The long trail has proved that the object for which Spain has waged the war cannot be attained. The fire of insurrection may flame or may smolder with varying seasons, but it has not been and it is plain that it cannot be extinguished by present methods. The only hope of relief and repose from a condition which can no longer be endured is the enforced pacification of Cuba. In the name of humanity, in the name of civilization, in behalf of endangered American interests which gives us the right and the duty to speak and to act, the war in Cuba must stop.
In view of these facts and of these considerations, I ask the Congress to authorize and empower the president to take measure to secure a full and final termination of hostilities between the government of Spain and the people of Cuba, and to secure in the island the establishment of a stable government, capable of maintaining order and observing its international obligations, insuring peace and tranquility and the security of its citizens as well as our own, and to use the military and naval forces of the United States as may be necessary for these purposes.

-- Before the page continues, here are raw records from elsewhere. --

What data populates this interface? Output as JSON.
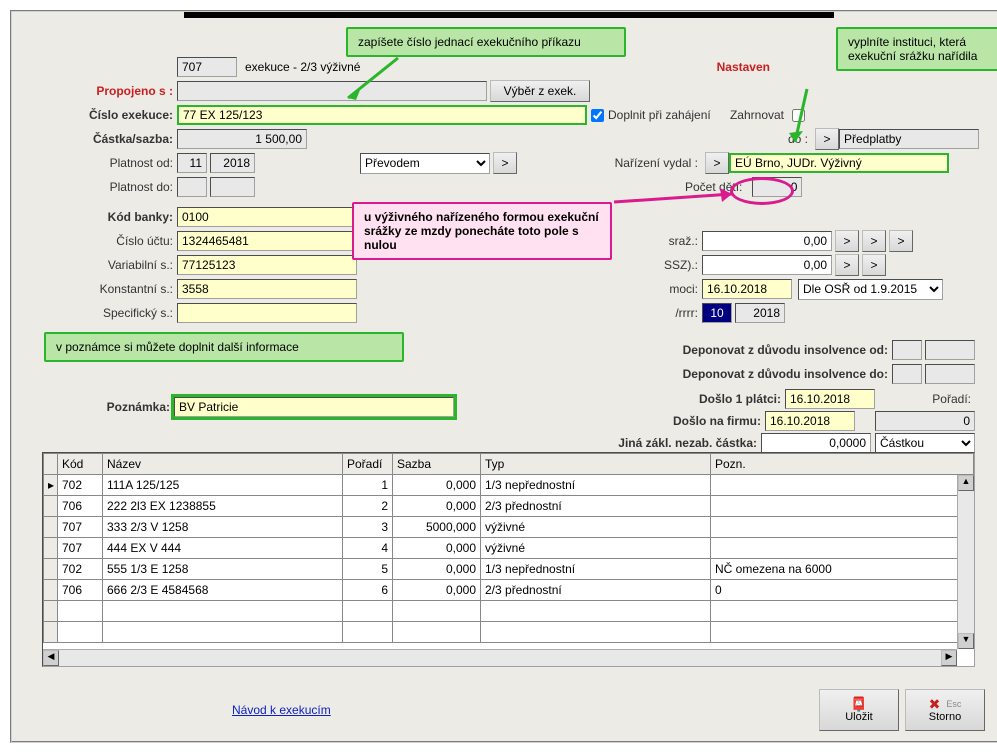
{
  "header": {
    "code": "707",
    "title_prefix": "exekuce - 2",
    "title_suffix": "3 výživné",
    "nastaveni": "Nastaven"
  },
  "callouts": {
    "top": "zapíšete číslo jednací exekučního příkazu",
    "right": "vyplníte instituci, která exekuční srážku nařídila",
    "pink": "u výživného nařízeného formou exekuční srážky ze mzdy ponecháte toto pole s nulou",
    "note": "v poznámce si můžete doplnit další informace"
  },
  "labels": {
    "propojeno": "Propojeno s :",
    "vyber": "Výběr z exek.",
    "cislo_exekuce": "Číslo exekuce:",
    "castka": "Částka/sazba:",
    "doplnit": "Doplnit při zahájení",
    "zahrnovat": "Zahrnovat",
    "do": "do :",
    "platnost_od": "Platnost od:",
    "platnost_do": "Platnost do:",
    "narizeni": "Nařízení vydal :",
    "pocet_deti": "Počet dě",
    "pocet_deti2": "tí:",
    "kod_banky": "Kód banky:",
    "cislo_uctu": "Číslo účtu:",
    "variabilni": "Variabilní s.:",
    "konstantni": "Konstantní s.:",
    "specificky": "Specifický s.:",
    "poznamka": "Poznámka:",
    "sraz": "sraž.:",
    "ssz": "SSZ).:",
    "moci": "moci:",
    "n_rrrr": "/rrrr:",
    "deponovat_od": "Deponovat z důvodu insolvence od:",
    "deponovat_do": "Deponovat z důvodu insolvence do:",
    "doslo_platci": "Došlo 1 plátci:",
    "doslo_firmu": "Došlo na firmu:",
    "jina_zakl": "Jiná zákl. nezab. částka:",
    "poradi": "Pořadí:"
  },
  "values": {
    "propojeno": "",
    "cislo_exekuce": "77 EX 125/123",
    "castka": "1 500,00",
    "platnost_od_m": "11",
    "platnost_od_r": "2018",
    "zpusob": "Převodem",
    "predplatby": "Předplatby",
    "narizeni": "EÚ Brno, JUDr. Výživný",
    "pocet_deti": "0",
    "kod_banky": "0100",
    "cislo_uctu": "1324465481",
    "variabilni": "77125123",
    "konstantni": "3558",
    "specificky": "",
    "poznamka": "BV Patricie",
    "sraz": "0,00",
    "ssz": "0,00",
    "moci": "16.10.2018",
    "osr": "Dle OSŘ od 1.9.2015",
    "n_m": "10",
    "n_r": "2018",
    "doslo_platci": "16.10.2018",
    "doslo_firmu": "16.10.2018",
    "jina_zakl": "0,0000",
    "castkou": "Částkou",
    "poradi_val": "0"
  },
  "table": {
    "headers": {
      "kod": "Kód",
      "nazev": "Název",
      "poradi": "Pořadí",
      "sazba": "Sazba",
      "typ": "Typ",
      "pozn": "Pozn."
    },
    "rows": [
      {
        "kod": "702",
        "nazev": "111A 125/125",
        "poradi": "1",
        "sazba": "0,000",
        "typ": "1/3 nepřednostní",
        "pozn": ""
      },
      {
        "kod": "706",
        "nazev": "222 2l3 EX 1238855",
        "poradi": "2",
        "sazba": "0,000",
        "typ": "2/3 přednostní",
        "pozn": ""
      },
      {
        "kod": "707",
        "nazev": "333 2/3 V 1258",
        "poradi": "3",
        "sazba": "5000,000",
        "typ": "výživné",
        "pozn": ""
      },
      {
        "kod": "707",
        "nazev": "444 EX V 444",
        "poradi": "4",
        "sazba": "0,000",
        "typ": "výživné",
        "pozn": ""
      },
      {
        "kod": "702",
        "nazev": "555 1/3 E 1258",
        "poradi": "5",
        "sazba": "0,000",
        "typ": "1/3 nepřednostní",
        "pozn": "NČ omezena na 6000"
      },
      {
        "kod": "706",
        "nazev": "666 2/3 E 4584568",
        "poradi": "6",
        "sazba": "0,000",
        "typ": "2/3 přednostní",
        "pozn": "0"
      }
    ]
  },
  "footer": {
    "link": "Návod k exekucím",
    "save": "Uložit",
    "cancel": "Storno",
    "esc": "Esc"
  }
}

And in the interest of humanity and to aid in preserving the lives of the starving people of the island I recommend that the distribution of food and supplies be continued, and that an appropriation be made out of the public Treasury to supplement the charity of our citizens.
The issue is now with the Congress. It is a solemn responsibility. I have exhausted every effort to relieve the intolerable condition of affairs which is at our doors. Prepared to execute every obligation imposed upon me by the Constitution and the law, I await your action. . . .

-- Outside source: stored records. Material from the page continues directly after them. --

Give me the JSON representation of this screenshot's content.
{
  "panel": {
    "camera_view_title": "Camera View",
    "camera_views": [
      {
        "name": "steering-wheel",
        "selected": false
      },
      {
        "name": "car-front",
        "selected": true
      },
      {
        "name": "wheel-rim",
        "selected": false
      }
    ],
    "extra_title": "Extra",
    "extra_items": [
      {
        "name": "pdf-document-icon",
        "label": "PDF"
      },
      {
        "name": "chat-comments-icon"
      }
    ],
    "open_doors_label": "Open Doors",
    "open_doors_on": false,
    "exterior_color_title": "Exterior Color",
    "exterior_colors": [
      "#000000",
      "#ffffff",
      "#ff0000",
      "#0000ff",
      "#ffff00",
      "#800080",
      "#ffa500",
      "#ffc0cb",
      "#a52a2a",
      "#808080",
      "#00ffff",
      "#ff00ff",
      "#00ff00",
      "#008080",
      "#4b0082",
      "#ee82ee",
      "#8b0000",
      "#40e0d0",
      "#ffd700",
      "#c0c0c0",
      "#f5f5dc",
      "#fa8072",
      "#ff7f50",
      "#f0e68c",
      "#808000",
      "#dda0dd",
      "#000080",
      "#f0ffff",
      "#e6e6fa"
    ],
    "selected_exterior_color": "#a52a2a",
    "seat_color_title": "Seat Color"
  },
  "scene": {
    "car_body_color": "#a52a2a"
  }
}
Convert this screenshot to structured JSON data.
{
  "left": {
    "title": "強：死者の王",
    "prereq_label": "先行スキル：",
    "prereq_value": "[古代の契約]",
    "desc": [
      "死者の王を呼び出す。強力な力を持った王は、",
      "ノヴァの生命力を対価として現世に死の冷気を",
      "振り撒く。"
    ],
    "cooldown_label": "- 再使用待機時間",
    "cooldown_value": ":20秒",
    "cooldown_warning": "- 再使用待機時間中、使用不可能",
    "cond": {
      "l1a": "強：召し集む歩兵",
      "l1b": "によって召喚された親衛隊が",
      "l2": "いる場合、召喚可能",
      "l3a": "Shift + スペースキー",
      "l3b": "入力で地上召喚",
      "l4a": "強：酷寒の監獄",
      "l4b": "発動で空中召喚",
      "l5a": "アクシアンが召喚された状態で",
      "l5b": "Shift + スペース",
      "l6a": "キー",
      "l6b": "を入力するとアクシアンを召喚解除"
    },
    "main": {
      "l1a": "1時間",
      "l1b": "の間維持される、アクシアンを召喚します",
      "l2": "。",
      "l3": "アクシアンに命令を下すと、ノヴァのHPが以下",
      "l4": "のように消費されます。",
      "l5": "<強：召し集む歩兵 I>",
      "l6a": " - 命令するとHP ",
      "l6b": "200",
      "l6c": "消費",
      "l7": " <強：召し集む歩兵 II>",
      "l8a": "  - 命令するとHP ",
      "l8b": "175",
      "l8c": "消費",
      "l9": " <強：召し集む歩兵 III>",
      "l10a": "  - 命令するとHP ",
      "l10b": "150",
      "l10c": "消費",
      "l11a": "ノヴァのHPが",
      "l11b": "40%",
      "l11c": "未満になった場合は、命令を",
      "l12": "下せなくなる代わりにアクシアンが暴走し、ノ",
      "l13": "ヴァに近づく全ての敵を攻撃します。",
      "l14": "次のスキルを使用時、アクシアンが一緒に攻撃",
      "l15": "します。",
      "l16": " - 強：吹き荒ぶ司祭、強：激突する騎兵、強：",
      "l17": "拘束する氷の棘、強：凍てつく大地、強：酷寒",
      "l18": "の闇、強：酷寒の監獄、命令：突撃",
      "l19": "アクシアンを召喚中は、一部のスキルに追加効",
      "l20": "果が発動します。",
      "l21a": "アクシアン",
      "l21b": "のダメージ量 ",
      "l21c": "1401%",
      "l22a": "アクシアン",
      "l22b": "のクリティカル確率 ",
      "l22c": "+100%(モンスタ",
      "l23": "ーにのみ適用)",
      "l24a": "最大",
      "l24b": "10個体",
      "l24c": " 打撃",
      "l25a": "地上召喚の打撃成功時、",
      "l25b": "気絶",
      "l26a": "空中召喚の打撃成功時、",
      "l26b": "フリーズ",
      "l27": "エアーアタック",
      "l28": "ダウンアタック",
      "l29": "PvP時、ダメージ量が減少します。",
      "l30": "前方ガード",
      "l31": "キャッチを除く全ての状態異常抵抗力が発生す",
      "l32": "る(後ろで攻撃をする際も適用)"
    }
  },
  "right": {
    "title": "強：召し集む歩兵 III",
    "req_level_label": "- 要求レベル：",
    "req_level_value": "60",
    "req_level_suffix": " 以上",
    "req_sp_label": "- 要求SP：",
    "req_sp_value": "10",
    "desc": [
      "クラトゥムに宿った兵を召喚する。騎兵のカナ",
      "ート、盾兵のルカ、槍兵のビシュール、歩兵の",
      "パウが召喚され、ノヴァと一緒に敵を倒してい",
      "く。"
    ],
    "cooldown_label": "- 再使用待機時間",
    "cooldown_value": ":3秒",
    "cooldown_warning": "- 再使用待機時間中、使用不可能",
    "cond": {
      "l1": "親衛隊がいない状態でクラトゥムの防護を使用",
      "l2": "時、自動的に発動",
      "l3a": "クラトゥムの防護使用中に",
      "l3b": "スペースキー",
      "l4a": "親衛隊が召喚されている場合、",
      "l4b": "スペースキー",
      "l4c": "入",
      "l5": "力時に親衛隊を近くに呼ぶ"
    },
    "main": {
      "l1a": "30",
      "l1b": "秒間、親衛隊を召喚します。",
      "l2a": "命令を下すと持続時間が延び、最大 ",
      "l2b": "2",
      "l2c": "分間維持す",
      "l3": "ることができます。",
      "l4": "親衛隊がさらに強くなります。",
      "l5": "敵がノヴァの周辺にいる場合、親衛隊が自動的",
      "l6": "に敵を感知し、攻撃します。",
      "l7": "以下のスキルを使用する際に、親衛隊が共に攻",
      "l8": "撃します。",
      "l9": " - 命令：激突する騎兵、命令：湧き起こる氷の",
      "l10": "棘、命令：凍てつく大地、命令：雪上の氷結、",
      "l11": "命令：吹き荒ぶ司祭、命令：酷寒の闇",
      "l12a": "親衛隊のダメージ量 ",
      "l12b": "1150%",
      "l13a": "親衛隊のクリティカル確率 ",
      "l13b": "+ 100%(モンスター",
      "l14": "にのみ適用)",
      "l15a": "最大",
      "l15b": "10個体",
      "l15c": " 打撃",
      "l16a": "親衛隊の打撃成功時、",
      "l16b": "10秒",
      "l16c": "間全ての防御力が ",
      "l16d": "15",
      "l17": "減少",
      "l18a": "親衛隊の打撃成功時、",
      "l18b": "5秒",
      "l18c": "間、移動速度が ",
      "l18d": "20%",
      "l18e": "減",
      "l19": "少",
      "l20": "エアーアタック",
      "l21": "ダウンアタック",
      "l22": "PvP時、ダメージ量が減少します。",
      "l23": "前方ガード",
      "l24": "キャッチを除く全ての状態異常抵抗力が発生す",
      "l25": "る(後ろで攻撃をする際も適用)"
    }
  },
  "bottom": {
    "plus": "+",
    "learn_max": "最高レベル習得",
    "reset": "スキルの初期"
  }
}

. . .[This issue] will, I am sure, have your just and careful attention in the solemn deliberations upon which you are about to enter. If this measure attains a successful result, then our aspirations as a Christian, peace-loving people will be realized. If it fails, it will be only another justification for our contemplated action.
- 1. Article II, section 3.
- 2. See Monroe Doctrine and The Olney Corollary.
- 3. A practice implemented in 1896 to remove the Cuban population from areas in the countryside where rebel forces roamed at will. The “reconcentration” program forced thousands of Cubans into concentration camps. Two years later, an estimated one-third of Cuba’s population had been moved into these camps, where disease and malnutrition were commonplace.
- 4. Vicinity.
- 5. Antonio Cánovas del Castillo (1828–1897) was prime minister of Spain several times between 1875 and his assassination in 1897.
- 6. Stewart L. Woodford (1835–1913), Civil War brigadier general, lieutenant governor of New York, U.S. representative from New York, and the American ambassador to Spain 1897–98
- 7. Cubans sent to concentration camps.
- 8. A truce that took effect in 1878 ending, for a time, a Cuban independence movement that began in 1868.
- 9. Of the month before.
- 10. Parliament of Cuba.
- 11. Private efforts in support of foreign movements to secure independence, overthrow a foreign government, or other such revolutionary acts. While these private operations are generally undertaken without government approval, they sometimes provided cover for government-sponsored operations.